» **EXERCISE DIRECTIONS**
Spot each line in the records below where the word "Print" occurs, then copy it.

[[ RECORDS TO USE, beginning ]]

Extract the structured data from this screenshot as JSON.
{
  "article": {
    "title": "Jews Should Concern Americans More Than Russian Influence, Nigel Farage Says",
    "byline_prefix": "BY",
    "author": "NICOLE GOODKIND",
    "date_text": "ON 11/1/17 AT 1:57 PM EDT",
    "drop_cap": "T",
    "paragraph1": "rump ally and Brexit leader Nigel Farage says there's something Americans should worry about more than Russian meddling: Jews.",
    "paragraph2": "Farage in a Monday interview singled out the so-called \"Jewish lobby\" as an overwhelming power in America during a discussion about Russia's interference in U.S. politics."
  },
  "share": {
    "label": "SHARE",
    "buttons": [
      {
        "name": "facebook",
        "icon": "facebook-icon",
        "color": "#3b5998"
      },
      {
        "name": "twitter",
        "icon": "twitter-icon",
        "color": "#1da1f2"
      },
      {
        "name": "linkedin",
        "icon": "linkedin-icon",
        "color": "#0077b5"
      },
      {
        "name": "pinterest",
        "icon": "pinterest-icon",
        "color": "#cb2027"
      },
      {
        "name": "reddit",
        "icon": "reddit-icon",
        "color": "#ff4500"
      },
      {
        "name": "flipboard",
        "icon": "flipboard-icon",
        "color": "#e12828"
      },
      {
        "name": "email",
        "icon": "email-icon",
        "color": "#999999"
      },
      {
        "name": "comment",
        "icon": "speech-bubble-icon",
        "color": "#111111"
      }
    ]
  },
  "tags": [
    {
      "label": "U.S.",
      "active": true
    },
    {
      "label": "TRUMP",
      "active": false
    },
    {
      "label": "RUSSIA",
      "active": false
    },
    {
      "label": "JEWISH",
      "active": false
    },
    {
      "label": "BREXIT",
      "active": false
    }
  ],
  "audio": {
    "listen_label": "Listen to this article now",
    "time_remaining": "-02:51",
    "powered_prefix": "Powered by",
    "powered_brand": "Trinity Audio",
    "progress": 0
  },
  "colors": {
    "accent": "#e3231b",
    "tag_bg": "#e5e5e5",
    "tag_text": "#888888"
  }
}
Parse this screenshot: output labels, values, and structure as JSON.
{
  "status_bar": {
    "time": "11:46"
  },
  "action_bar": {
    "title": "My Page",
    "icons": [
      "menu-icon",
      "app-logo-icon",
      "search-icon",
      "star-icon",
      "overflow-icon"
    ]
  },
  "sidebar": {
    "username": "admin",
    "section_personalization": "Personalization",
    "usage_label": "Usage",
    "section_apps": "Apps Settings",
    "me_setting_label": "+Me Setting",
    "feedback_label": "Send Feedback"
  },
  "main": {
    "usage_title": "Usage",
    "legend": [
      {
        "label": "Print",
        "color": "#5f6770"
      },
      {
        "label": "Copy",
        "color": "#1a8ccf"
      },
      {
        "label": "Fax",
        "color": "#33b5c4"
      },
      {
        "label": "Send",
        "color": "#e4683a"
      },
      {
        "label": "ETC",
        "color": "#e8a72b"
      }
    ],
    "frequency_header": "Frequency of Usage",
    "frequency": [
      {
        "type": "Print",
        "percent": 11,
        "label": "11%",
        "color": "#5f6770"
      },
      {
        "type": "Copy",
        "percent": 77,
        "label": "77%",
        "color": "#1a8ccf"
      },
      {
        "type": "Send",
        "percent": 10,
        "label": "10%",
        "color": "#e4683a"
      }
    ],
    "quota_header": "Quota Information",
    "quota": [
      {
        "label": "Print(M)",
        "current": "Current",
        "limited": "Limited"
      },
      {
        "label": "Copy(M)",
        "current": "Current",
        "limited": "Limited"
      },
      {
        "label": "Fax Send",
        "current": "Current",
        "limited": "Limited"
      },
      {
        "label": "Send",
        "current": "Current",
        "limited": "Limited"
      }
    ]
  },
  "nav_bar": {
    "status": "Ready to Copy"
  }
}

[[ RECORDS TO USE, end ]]

» **SOLUTION FOR THIS EXERCISE**
        "label": "Print",
        "type": "Print",
        "label": "Print(M)",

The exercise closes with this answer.